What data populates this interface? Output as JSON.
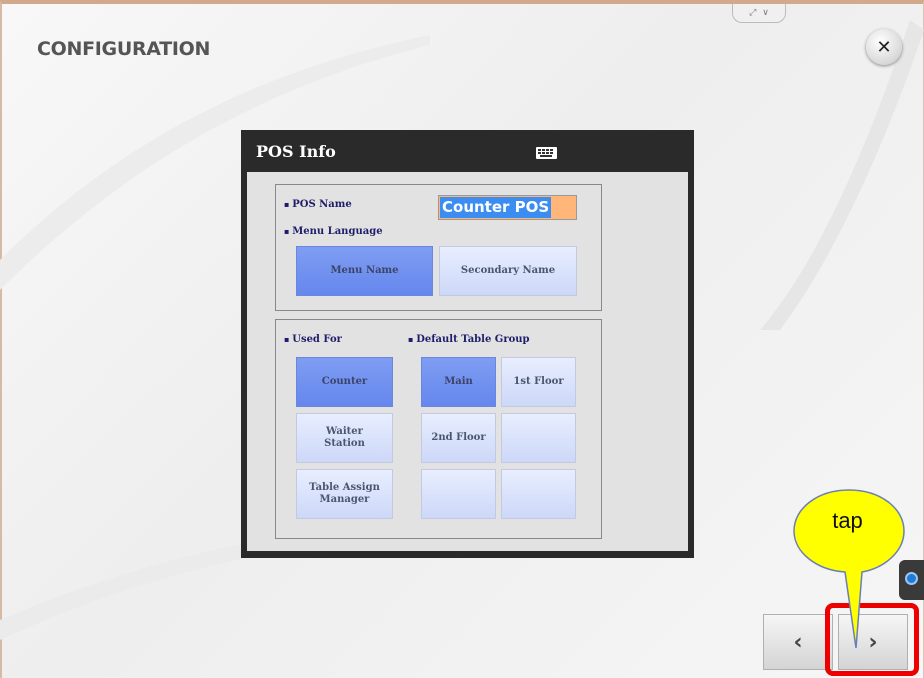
{
  "page": {
    "title": "CONFIGURATION"
  },
  "dialog": {
    "title": "POS Info",
    "pos_name_label": "POS Name",
    "pos_name_value": "Counter POS",
    "menu_language_label": "Menu Language",
    "menu_language_options": [
      {
        "label": "Menu Name",
        "selected": true
      },
      {
        "label": "Secondary Name",
        "selected": false
      }
    ],
    "used_for_label": "Used For",
    "used_for_options": [
      {
        "label": "Counter",
        "selected": true
      },
      {
        "label": "Waiter Station",
        "selected": false
      },
      {
        "label": "Table Assign Manager",
        "selected": false
      }
    ],
    "default_table_group_label": "Default Table Group",
    "table_groups": [
      {
        "label": "Main",
        "selected": true
      },
      {
        "label": "1st Floor",
        "selected": false
      },
      {
        "label": "2nd Floor",
        "selected": false
      },
      {
        "label": "",
        "selected": false
      },
      {
        "label": "",
        "selected": false
      },
      {
        "label": "",
        "selected": false
      }
    ]
  },
  "nav": {
    "prev": "‹",
    "next": "›"
  },
  "annotation": {
    "callout_text": "tap",
    "highlight_color": "#ee0000",
    "callout_color": "#ffff00"
  },
  "icons": {
    "close": "close-icon",
    "keyboard": "keyboard-icon",
    "teamviewer": "remote-support-icon"
  },
  "colors": {
    "selected_button": "#6f8ff0",
    "unselected_button": "#d9e2fb",
    "name_field_bg": "#ffb678",
    "name_highlight": "#3b8df2"
  }
}
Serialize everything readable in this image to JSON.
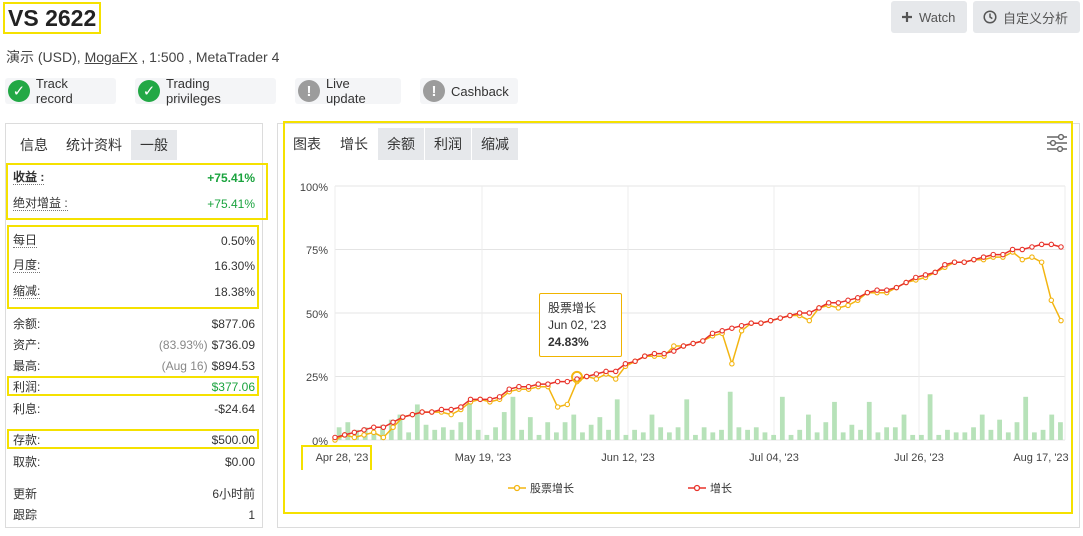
{
  "header": {
    "title": "VS 2622",
    "subtitle_prefix": "演示 (USD), ",
    "broker": "MogaFX",
    "subtitle_suffix": " , 1:500 , MetaTrader 4",
    "watch_label": "Watch",
    "analyze_label": "自定义分析"
  },
  "badges": [
    {
      "label": "Track record",
      "status": "ok"
    },
    {
      "label": "Trading privileges",
      "status": "ok"
    },
    {
      "label": "Live update",
      "status": "warn"
    },
    {
      "label": "Cashback",
      "status": "warn"
    }
  ],
  "left_tabs": [
    "信息",
    "统计资料",
    "一般"
  ],
  "stats": {
    "gain": {
      "label": "收益 :",
      "value": "+75.41%"
    },
    "abs_gain": {
      "label": "绝对增益 :",
      "value": "+75.41%"
    },
    "daily": {
      "label": "每日",
      "value": "0.50%"
    },
    "monthly": {
      "label": "月度:",
      "value": "16.30%"
    },
    "drawdown": {
      "label": "缩减:",
      "value": "18.38%"
    },
    "balance": {
      "label": "余额:",
      "value": "$877.06"
    },
    "equity": {
      "label": "资产:",
      "muted": "(83.93%)",
      "value": "$736.09"
    },
    "highest": {
      "label": "最高:",
      "muted": "(Aug 16)",
      "value": "$894.53"
    },
    "profit": {
      "label": "利润:",
      "value": "$377.06"
    },
    "interest": {
      "label": "利息:",
      "value": "-$24.64"
    },
    "deposits": {
      "label": "存款:",
      "value": "$500.00"
    },
    "withdrawals": {
      "label": "取款:",
      "value": "$0.00"
    },
    "updated": {
      "label": "更新",
      "value": "6小时前"
    },
    "tracking": {
      "label": "跟踪",
      "value": "1"
    }
  },
  "right_tabs": [
    "图表",
    "增长",
    "余额",
    "利润",
    "缩减"
  ],
  "tooltip": {
    "title": "股票增长",
    "date": "Jun 02, '23",
    "value": "24.83%"
  },
  "colors": {
    "growth": "#e8322a",
    "equity": "#f3b511",
    "bars": "#b7e2b9",
    "highlight": "#f5e100",
    "green": "#1aa33e"
  },
  "chart_data": {
    "type": "line",
    "y_ticks": [
      "100%",
      "75%",
      "50%",
      "25%",
      "0%"
    ],
    "ylim": [
      0,
      100
    ],
    "x_tick_labels": [
      "Apr 28, '23",
      "May 19, '23",
      "Jun 12, '23",
      "Jul 04, '23",
      "Jul 26, '23",
      "Aug 17, '23"
    ],
    "legend": [
      "股票增长",
      "增长"
    ],
    "series": [
      {
        "name": "增长",
        "values": [
          1,
          2,
          3,
          4,
          5,
          5,
          7,
          9,
          10,
          11,
          11,
          12,
          12,
          13,
          16,
          16,
          16,
          17,
          20,
          21,
          21,
          22,
          22,
          23,
          23,
          24,
          25,
          26,
          27,
          27,
          30,
          31,
          33,
          34,
          34,
          35,
          37,
          38,
          39,
          42,
          43,
          44,
          45,
          46,
          46,
          47,
          48,
          49,
          50,
          50,
          52,
          54,
          54,
          55,
          56,
          58,
          59,
          59,
          60,
          62,
          64,
          65,
          66,
          69,
          70,
          70,
          71,
          72,
          73,
          73,
          75,
          75,
          76,
          77,
          77,
          76
        ]
      },
      {
        "name": "股票增长",
        "values": [
          0,
          2,
          1,
          2,
          3,
          1,
          5,
          9,
          10,
          11,
          11,
          11,
          10,
          12,
          15,
          16,
          15,
          16,
          19,
          20,
          20,
          21,
          21,
          13,
          14,
          23,
          25,
          24,
          26,
          24,
          29,
          31,
          33,
          33,
          33,
          37,
          37,
          38,
          39,
          41,
          42,
          30,
          43,
          46,
          46,
          47,
          48,
          49,
          49,
          47,
          52,
          53,
          52,
          53,
          55,
          58,
          58,
          58,
          60,
          62,
          63,
          64,
          66,
          68,
          70,
          70,
          71,
          71,
          72,
          72,
          74,
          71,
          72,
          70,
          55,
          47
        ]
      }
    ],
    "bars": [
      5,
      7,
      4,
      5,
      3,
      6,
      8,
      10,
      3,
      14,
      6,
      4,
      5,
      4,
      7,
      15,
      4,
      2,
      5,
      11,
      17,
      4,
      9,
      2,
      7,
      3,
      7,
      10,
      3,
      6,
      9,
      4,
      16,
      2,
      4,
      3,
      10,
      5,
      3,
      5,
      16,
      2,
      5,
      3,
      4,
      19,
      5,
      4,
      5,
      3,
      2,
      17,
      2,
      4,
      10,
      3,
      7,
      15,
      3,
      6,
      4,
      15,
      3,
      5,
      5,
      10,
      2,
      2,
      18,
      2,
      4,
      3,
      3,
      5,
      10,
      4,
      8,
      3,
      7,
      17,
      3,
      4,
      10,
      7
    ]
  }
}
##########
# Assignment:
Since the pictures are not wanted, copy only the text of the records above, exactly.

# Exercise result:
What data populates this interface? Output as JSON.
{
  "page": {
    "title": "CONFIGURATION"
  },
  "dialog": {
    "title": "POS Info",
    "pos_name_label": "POS Name",
    "pos_name_value": "Counter POS",
    "menu_language_label": "Menu Language",
    "menu_language_options": [
      {
        "label": "Menu Name",
        "selected": true
      },
      {
        "label": "Secondary Name",
        "selected": false
      }
    ],
    "used_for_label": "Used For",
    "used_for_options": [
      {
        "label": "Counter",
        "selected": true
      },
      {
        "label": "Waiter Station",
        "selected": false
      },
      {
        "label": "Table Assign Manager",
        "selected": false
      }
    ],
    "default_table_group_label": "Default Table Group",
    "table_groups": [
      {
        "label": "Main",
        "selected": true
      },
      {
        "label": "1st Floor",
        "selected": false
      },
      {
        "label": "2nd Floor",
        "selected": false
      },
      {
        "label": "",
        "selected": false
      },
      {
        "label": "",
        "selected": false
      },
      {
        "label": "",
        "selected": false
      }
    ]
  },
  "nav": {
    "prev": "‹",
    "next": "›"
  },
  "annotation": {
    "callout_text": "tap",
    "highlight_color": "#ee0000",
    "callout_color": "#ffff00"
  },
  "icons": {
    "close": "close-icon",
    "keyboard": "keyboard-icon",
    "teamviewer": "remote-support-icon"
  },
  "colors": {
    "selected_button": "#6f8ff0",
    "unselected_button": "#d9e2fb",
    "name_field_bg": "#ffb678",
    "name_highlight": "#3b8df2"
  }
}
Serialize everything readable in this image to JSON.
{
  "header": {
    "title": "VS 2622",
    "subtitle_prefix": "演示 (USD), ",
    "broker": "MogaFX",
    "subtitle_suffix": " , 1:500 , MetaTrader 4",
    "watch_label": "Watch",
    "analyze_label": "自定义分析"
  },
  "badges": [
    {
      "label": "Track record",
      "status": "ok"
    },
    {
      "label": "Trading privileges",
      "status": "ok"
    },
    {
      "label": "Live update",
      "status": "warn"
    },
    {
      "label": "Cashback",
      "status": "warn"
    }
  ],
  "left_tabs": [
    "信息",
    "统计资料",
    "一般"
  ],
  "stats": {
    "gain": {
      "label": "收益 :",
      "value": "+75.41%"
    },
    "abs_gain": {
      "label": "绝对增益 :",
      "value": "+75.41%"
    },
    "daily": {
      "label": "每日",
      "value": "0.50%"
    },
    "monthly": {
      "label": "月度:",
      "value": "16.30%"
    },
    "drawdown": {
      "label": "缩减:",
      "value": "18.38%"
    },
    "balance": {
      "label": "余额:",
      "value": "$877.06"
    },
    "equity": {
      "label": "资产:",
      "muted": "(83.93%)",
      "value": "$736.09"
    },
    "highest": {
      "label": "最高:",
      "muted": "(Aug 16)",
      "value": "$894.53"
    },
    "profit": {
      "label": "利润:",
      "value": "$377.06"
    },
    "interest": {
      "label": "利息:",
      "value": "-$24.64"
    },
    "deposits": {
      "label": "存款:",
      "value": "$500.00"
    },
    "withdrawals": {
      "label": "取款:",
      "value": "$0.00"
    },
    "updated": {
      "label": "更新",
      "value": "6小时前"
    },
    "tracking": {
      "label": "跟踪",
      "value": "1"
    }
  },
  "right_tabs": [
    "图表",
    "增长",
    "余额",
    "利润",
    "缩减"
  ],
  "tooltip": {
    "title": "股票增长",
    "date": "Jun 02, '23",
    "value": "24.83%"
  },
  "colors": {
    "growth": "#e8322a",
    "equity": "#f3b511",
    "bars": "#b7e2b9",
    "highlight": "#f5e100",
    "green": "#1aa33e"
  },
  "chart_data": {
    "type": "line",
    "y_ticks": [
      "100%",
      "75%",
      "50%",
      "25%",
      "0%"
    ],
    "ylim": [
      0,
      100
    ],
    "x_tick_labels": [
      "Apr 28, '23",
      "May 19, '23",
      "Jun 12, '23",
      "Jul 04, '23",
      "Jul 26, '23",
      "Aug 17, '23"
    ],
    "legend": [
      "股票增长",
      "增长"
    ],
    "series": [
      {
        "name": "增长",
        "values": [
          1,
          2,
          3,
          4,
          5,
          5,
          7,
          9,
          10,
          11,
          11,
          12,
          12,
          13,
          16,
          16,
          16,
          17,
          20,
          21,
          21,
          22,
          22,
          23,
          23,
          24,
          25,
          26,
          27,
          27,
          30,
          31,
          33,
          34,
          34,
          35,
          37,
          38,
          39,
          42,
          43,
          44,
          45,
          46,
          46,
          47,
          48,
          49,
          50,
          50,
          52,
          54,
          54,
          55,
          56,
          58,
          59,
          59,
          60,
          62,
          64,
          65,
          66,
          69,
          70,
          70,
          71,
          72,
          73,
          73,
          75,
          75,
          76,
          77,
          77,
          76
        ]
      },
      {
        "name": "股票增长",
        "values": [
          0,
          2,
          1,
          2,
          3,
          1,
          5,
          9,
          10,
          11,
          11,
          11,
          10,
          12,
          15,
          16,
          15,
          16,
          19,
          20,
          20,
          21,
          21,
          13,
          14,
          23,
          25,
          24,
          26,
          24,
          29,
          31,
          33,
          33,
          33,
          37,
          37,
          38,
          39,
          41,
          42,
          30,
          43,
          46,
          46,
          47,
          48,
          49,
          49,
          47,
          52,
          53,
          52,
          53,
          55,
          58,
          58,
          58,
          60,
          62,
          63,
          64,
          66,
          68,
          70,
          70,
          71,
          71,
          72,
          72,
          74,
          71,
          72,
          70,
          55,
          47
        ]
      }
    ],
    "bars": [
      5,
      7,
      4,
      5,
      3,
      6,
      8,
      10,
      3,
      14,
      6,
      4,
      5,
      4,
      7,
      15,
      4,
      2,
      5,
      11,
      17,
      4,
      9,
      2,
      7,
      3,
      7,
      10,
      3,
      6,
      9,
      4,
      16,
      2,
      4,
      3,
      10,
      5,
      3,
      5,
      16,
      2,
      5,
      3,
      4,
      19,
      5,
      4,
      5,
      3,
      2,
      17,
      2,
      4,
      10,
      3,
      7,
      15,
      3,
      6,
      4,
      15,
      3,
      5,
      5,
      10,
      2,
      2,
      18,
      2,
      4,
      3,
      3,
      5,
      10,
      4,
      8,
      3,
      7,
      17,
      3,
      4,
      10,
      7
    ]
  }
}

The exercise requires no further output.